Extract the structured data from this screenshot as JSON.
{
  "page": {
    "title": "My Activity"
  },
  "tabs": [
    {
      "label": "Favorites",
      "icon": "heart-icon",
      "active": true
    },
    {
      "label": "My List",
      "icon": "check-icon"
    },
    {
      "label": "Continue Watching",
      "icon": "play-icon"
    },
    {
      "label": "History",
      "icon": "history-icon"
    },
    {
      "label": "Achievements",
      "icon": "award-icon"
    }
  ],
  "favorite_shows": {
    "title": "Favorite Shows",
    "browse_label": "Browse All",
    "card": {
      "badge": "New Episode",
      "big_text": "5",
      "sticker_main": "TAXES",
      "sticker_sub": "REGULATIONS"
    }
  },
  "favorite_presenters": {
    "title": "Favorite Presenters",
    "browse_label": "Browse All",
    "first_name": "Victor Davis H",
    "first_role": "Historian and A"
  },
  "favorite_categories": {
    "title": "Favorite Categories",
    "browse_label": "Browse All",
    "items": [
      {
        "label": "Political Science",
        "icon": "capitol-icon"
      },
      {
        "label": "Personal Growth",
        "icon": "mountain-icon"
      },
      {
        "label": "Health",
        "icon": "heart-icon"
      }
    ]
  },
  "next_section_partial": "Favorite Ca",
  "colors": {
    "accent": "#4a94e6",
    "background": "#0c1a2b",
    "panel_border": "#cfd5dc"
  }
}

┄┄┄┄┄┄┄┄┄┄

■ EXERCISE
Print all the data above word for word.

■ EXPECTED OUTPUT
Extract the structured data from this screenshot as JSON.
{
  "page": {
    "title": "My Activity"
  },
  "tabs": [
    {
      "label": "Favorites",
      "icon": "heart-icon",
      "active": true
    },
    {
      "label": "My List",
      "icon": "check-icon"
    },
    {
      "label": "Continue Watching",
      "icon": "play-icon"
    },
    {
      "label": "History",
      "icon": "history-icon"
    },
    {
      "label": "Achievements",
      "icon": "award-icon"
    }
  ],
  "favorite_shows": {
    "title": "Favorite Shows",
    "browse_label": "Browse All",
    "card": {
      "badge": "New Episode",
      "big_text": "5",
      "sticker_main": "TAXES",
      "sticker_sub": "REGULATIONS"
    }
  },
  "favorite_presenters": {
    "title": "Favorite Presenters",
    "browse_label": "Browse All",
    "first_name": "Victor Davis H",
    "first_role": "Historian and A"
  },
  "favorite_categories": {
    "title": "Favorite Categories",
    "browse_label": "Browse All",
    "items": [
      {
        "label": "Political Science",
        "icon": "capitol-icon"
      },
      {
        "label": "Personal Growth",
        "icon": "mountain-icon"
      },
      {
        "label": "Health",
        "icon": "heart-icon"
      }
    ]
  },
  "next_section_partial": "Favorite Ca",
  "colors": {
    "accent": "#4a94e6",
    "background": "#0c1a2b",
    "panel_border": "#cfd5dc"
  }
}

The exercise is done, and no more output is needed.